** Opening MATERIAL PROVIDED block **
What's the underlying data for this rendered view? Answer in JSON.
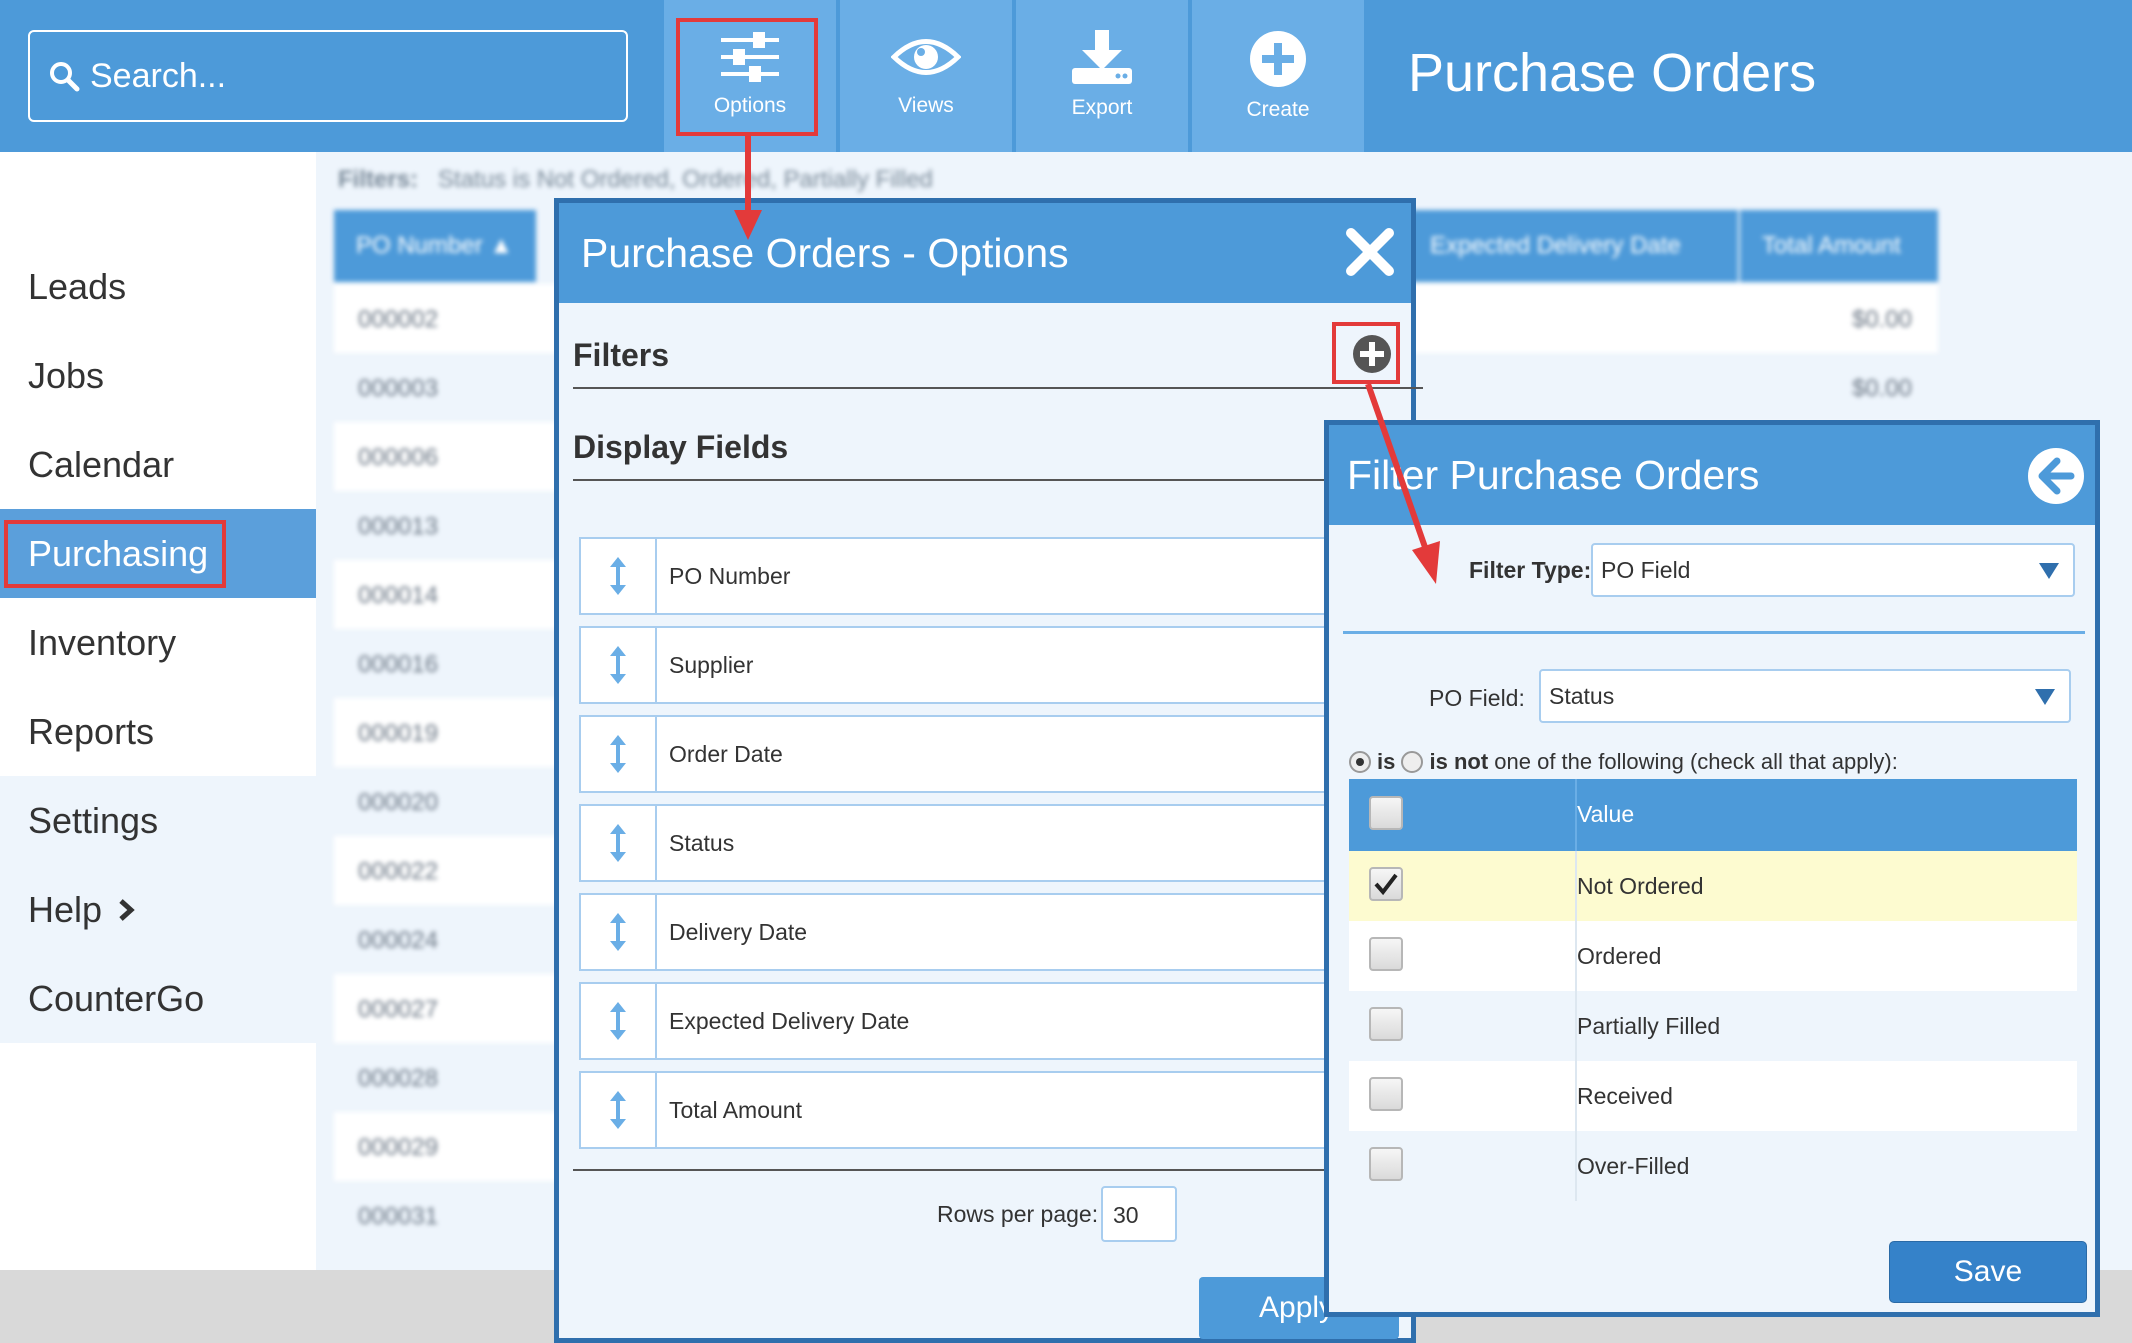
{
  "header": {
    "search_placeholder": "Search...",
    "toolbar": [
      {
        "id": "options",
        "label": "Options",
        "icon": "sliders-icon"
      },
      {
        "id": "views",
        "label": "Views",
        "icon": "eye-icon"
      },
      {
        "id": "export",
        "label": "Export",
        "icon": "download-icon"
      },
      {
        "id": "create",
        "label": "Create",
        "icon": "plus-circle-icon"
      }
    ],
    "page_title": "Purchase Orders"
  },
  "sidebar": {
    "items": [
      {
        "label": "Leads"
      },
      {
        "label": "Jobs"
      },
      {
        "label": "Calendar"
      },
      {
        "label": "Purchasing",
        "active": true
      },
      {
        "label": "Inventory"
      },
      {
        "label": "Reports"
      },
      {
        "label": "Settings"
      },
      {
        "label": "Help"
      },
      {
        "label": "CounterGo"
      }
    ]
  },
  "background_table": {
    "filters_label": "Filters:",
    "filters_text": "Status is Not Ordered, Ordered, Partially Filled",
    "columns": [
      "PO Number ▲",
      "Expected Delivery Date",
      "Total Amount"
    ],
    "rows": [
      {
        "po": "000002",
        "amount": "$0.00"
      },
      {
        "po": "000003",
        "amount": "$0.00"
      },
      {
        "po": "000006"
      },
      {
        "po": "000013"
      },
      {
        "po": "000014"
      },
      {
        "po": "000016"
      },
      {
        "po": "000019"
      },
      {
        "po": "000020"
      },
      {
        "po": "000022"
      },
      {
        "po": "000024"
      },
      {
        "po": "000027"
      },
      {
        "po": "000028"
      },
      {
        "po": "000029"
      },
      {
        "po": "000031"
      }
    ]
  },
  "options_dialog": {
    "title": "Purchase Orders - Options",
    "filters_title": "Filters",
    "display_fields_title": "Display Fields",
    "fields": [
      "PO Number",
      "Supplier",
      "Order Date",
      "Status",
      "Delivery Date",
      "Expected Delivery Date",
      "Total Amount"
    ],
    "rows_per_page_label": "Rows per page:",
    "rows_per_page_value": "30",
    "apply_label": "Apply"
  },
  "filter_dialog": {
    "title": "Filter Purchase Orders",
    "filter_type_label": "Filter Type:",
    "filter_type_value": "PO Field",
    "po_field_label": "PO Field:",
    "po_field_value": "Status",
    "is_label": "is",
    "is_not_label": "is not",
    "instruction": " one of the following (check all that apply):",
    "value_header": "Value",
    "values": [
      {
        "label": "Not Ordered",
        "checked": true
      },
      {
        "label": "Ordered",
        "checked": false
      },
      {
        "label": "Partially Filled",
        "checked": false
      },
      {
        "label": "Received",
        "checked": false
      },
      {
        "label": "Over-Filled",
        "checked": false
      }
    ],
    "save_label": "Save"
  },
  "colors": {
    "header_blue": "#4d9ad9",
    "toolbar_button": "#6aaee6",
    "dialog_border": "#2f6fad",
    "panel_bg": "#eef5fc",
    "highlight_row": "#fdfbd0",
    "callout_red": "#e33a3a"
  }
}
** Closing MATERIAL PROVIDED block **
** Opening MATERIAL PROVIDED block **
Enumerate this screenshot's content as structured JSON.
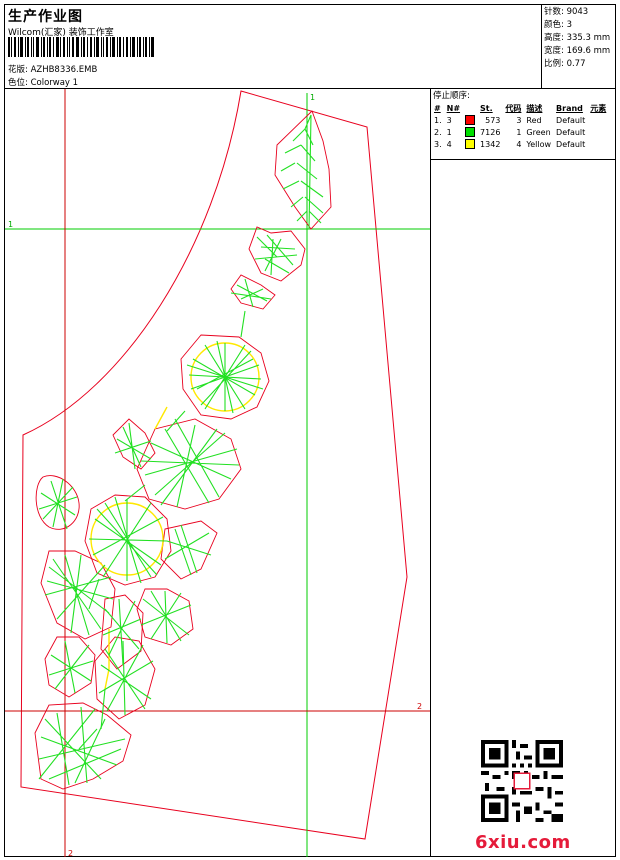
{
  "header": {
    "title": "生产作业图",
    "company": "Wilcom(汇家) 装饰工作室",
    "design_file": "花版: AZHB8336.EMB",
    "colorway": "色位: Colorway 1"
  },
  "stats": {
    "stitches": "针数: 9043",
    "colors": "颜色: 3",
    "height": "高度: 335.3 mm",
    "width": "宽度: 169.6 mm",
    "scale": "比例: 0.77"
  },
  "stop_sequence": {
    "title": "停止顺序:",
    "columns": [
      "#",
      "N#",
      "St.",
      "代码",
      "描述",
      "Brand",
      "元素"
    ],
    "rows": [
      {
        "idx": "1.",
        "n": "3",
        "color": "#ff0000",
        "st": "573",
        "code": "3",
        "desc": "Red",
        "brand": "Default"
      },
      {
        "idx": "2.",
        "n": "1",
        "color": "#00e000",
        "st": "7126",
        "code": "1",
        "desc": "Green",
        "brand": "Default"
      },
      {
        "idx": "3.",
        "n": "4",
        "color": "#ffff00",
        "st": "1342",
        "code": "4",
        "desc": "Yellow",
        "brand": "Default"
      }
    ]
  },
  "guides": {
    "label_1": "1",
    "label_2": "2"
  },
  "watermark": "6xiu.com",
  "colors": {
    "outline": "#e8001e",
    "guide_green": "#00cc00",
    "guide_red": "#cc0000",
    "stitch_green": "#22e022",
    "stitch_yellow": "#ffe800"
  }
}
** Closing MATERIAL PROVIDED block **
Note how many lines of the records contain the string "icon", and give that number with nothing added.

4